What my Action Research was: When I started out on my enquiry, and even until I began the research for the write-up, I had a very simplistic view of what Action Research entailed.
It was in my case the first and simplest definition of Action Research:
“A loose set of activities that are designed to improve the quality of education; an essentially eclectic way into a self-reflective programme aimed at such educational improvement.” (McNiff)
I adhered broadly to the recommended format and my enquiry did progress along the expected avenue of research and evaluation, namely one principal spiral with other questions spiralling off from it.
Yes, I had problems with my classroom practice: I had certain educational values which were being denied. Yes, I wanted to find out or imagine for myself solutions to the problems. Yes, I wanted to be a reflective practitioner - I was already used to writing evaluations for every activity undertaken in every lesson. Yes, I wanted to be a better teacher.

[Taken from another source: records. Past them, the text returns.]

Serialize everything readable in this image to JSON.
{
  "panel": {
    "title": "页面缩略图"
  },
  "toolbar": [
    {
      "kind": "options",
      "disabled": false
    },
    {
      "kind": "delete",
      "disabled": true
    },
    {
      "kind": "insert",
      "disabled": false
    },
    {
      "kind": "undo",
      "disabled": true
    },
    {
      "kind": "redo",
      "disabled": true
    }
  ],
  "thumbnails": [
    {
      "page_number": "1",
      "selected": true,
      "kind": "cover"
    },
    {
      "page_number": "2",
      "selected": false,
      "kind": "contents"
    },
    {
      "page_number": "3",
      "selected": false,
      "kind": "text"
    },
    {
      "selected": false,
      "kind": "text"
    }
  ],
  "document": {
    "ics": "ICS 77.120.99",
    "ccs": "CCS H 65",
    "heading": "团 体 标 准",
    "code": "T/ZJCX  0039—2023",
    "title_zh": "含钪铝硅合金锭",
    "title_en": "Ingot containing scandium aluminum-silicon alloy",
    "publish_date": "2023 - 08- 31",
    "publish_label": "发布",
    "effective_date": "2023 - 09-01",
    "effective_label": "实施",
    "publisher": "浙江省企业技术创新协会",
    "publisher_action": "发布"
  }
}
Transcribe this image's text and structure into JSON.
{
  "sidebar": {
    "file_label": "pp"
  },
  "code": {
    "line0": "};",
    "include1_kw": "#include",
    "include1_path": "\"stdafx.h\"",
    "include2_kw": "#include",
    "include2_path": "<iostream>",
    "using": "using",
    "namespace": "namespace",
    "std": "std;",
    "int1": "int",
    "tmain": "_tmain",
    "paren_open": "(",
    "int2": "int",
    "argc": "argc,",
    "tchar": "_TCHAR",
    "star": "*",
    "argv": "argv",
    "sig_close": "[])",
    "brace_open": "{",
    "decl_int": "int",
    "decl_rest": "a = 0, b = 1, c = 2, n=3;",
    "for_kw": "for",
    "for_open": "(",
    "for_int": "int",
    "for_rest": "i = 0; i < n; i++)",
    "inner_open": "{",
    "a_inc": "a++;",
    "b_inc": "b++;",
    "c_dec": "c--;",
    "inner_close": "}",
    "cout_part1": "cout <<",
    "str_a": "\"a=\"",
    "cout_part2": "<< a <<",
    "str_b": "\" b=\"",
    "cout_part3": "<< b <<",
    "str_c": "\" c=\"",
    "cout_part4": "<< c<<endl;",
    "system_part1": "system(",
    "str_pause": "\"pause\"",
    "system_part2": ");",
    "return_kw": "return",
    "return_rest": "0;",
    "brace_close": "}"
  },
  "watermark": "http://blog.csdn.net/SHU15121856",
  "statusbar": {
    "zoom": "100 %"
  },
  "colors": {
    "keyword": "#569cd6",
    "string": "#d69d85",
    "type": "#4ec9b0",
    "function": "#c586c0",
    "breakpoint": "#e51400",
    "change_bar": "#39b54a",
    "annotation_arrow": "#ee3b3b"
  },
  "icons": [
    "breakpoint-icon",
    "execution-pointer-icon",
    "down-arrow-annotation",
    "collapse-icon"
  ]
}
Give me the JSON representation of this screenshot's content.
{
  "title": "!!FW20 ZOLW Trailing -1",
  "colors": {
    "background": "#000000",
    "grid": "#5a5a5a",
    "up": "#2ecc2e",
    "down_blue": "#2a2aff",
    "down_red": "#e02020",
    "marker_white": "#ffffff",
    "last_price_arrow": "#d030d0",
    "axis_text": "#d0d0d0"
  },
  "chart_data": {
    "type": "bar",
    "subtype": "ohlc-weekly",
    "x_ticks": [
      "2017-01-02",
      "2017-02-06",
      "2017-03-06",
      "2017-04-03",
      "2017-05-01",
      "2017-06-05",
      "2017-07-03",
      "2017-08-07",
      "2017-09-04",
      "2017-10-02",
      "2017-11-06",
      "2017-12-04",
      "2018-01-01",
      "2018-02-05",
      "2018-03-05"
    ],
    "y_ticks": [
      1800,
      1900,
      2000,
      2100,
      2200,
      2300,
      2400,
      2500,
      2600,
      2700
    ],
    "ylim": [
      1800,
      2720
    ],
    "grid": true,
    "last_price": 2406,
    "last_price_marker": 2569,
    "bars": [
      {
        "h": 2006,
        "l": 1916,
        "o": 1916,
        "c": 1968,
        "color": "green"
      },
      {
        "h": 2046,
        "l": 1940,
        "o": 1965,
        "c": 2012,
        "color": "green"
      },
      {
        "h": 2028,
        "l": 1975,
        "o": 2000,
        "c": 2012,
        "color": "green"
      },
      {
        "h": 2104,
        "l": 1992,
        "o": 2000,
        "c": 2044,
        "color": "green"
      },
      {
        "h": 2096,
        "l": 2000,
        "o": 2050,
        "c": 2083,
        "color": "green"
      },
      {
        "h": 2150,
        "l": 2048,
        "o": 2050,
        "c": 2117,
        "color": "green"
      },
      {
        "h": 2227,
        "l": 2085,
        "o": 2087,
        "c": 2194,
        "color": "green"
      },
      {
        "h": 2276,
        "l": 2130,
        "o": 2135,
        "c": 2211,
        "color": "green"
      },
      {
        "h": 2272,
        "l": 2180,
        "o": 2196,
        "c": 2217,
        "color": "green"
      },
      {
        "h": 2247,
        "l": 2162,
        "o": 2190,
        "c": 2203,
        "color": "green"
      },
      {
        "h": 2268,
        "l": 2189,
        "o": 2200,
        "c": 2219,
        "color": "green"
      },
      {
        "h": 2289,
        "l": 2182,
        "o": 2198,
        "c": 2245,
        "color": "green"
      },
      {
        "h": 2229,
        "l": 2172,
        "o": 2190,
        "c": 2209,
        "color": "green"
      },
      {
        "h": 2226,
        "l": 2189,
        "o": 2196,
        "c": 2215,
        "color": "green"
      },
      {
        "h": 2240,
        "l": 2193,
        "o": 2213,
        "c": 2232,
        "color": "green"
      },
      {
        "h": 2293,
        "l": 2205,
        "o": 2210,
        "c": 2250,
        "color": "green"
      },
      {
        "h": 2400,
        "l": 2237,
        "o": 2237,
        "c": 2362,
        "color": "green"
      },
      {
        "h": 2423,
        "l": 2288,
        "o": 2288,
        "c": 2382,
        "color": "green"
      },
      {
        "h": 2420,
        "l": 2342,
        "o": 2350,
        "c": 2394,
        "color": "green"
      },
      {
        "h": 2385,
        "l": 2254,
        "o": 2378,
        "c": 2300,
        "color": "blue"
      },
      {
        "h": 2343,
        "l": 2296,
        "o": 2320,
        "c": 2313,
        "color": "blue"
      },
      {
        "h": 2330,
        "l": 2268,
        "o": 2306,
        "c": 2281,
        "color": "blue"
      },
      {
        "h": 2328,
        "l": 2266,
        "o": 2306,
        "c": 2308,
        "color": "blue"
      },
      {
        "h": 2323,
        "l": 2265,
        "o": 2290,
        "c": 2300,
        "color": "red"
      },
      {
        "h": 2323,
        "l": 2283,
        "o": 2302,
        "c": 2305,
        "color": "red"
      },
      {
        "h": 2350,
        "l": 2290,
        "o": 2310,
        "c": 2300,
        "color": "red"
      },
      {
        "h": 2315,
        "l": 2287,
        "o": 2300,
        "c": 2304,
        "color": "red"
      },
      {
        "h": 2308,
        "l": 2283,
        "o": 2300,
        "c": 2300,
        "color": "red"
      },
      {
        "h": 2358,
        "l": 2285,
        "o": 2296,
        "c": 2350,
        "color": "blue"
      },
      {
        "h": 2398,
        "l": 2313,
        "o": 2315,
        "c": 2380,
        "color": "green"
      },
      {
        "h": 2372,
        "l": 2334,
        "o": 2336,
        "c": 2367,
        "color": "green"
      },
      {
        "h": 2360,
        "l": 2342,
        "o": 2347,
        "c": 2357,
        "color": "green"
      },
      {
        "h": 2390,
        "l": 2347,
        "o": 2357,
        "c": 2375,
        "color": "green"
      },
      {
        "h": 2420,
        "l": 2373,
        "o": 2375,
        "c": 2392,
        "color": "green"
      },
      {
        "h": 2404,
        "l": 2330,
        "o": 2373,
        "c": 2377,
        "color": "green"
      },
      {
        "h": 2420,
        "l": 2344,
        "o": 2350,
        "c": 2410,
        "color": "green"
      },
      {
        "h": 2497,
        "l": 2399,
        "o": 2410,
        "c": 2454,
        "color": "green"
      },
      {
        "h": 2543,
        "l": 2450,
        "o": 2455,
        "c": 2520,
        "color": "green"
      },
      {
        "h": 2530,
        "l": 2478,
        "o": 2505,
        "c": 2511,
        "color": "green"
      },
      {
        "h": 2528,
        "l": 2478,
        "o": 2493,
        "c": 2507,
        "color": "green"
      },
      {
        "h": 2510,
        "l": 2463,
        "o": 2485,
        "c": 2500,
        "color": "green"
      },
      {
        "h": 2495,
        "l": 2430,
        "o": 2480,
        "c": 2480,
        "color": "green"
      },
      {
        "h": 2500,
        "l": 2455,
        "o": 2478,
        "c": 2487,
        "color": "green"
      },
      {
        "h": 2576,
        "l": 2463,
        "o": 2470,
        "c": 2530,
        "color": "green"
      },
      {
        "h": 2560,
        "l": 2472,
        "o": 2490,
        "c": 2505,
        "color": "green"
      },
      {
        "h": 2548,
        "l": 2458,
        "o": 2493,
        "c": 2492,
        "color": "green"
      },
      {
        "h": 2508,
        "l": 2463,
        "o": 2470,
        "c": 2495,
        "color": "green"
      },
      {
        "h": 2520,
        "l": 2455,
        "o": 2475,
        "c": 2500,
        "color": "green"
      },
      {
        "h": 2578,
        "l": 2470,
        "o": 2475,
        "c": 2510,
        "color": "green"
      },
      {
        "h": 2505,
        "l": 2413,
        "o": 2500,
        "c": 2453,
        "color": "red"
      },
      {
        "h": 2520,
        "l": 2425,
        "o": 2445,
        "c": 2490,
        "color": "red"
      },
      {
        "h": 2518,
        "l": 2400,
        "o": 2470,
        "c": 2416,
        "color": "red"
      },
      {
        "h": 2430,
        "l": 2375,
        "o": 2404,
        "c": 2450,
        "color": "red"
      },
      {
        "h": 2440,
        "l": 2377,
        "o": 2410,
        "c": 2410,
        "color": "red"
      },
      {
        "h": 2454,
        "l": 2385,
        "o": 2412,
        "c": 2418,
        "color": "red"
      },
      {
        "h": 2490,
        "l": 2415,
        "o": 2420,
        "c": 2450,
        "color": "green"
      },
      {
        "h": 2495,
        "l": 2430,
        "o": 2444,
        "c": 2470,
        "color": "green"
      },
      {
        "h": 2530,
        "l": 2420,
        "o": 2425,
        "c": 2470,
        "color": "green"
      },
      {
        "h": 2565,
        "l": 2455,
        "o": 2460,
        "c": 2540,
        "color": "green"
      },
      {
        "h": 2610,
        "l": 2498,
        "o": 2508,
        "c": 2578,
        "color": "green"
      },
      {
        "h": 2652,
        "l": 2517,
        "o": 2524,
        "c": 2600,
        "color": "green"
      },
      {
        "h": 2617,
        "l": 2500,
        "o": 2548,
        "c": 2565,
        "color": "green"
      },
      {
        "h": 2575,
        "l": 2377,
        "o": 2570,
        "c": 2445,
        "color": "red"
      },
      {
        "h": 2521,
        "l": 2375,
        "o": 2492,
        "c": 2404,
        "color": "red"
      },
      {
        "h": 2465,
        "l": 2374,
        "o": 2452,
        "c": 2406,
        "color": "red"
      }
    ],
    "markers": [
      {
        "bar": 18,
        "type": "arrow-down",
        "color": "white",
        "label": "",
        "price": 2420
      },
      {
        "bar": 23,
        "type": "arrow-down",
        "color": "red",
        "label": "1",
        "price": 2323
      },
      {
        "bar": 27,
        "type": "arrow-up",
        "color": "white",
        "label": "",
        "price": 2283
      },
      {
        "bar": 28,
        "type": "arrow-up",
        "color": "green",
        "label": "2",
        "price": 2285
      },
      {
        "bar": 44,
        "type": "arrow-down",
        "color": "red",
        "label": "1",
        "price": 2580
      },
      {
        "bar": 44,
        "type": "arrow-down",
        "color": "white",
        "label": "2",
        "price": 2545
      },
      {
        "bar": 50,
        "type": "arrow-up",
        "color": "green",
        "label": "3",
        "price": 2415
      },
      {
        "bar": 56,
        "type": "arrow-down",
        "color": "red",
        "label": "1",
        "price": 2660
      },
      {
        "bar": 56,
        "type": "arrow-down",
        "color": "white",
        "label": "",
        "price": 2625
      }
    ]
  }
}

I completed the proforma to find out what my question was. I had grasped the notion that record keeping was an integral part of Action Research, that discussions had to come into it along the line somewhere, and that I had to find out what the pupils thought at some stage. I did not really understand the importance of the critical friend, of validation meetings and I thought that writing an interim report was for the real enthusiast only. If only I had read some of the relevant literature before starting… I had not taken on board the idea that my enquiry was to be“research with, not research on,” (McNiff) and so I was not adequately geared up to looking for pupil validation. I fell into the trap of thinking of how what I was learning would be applicable to some future class, not specifically for 8*2. This, I suspect, is a problem which faces many people on Teaching Practice.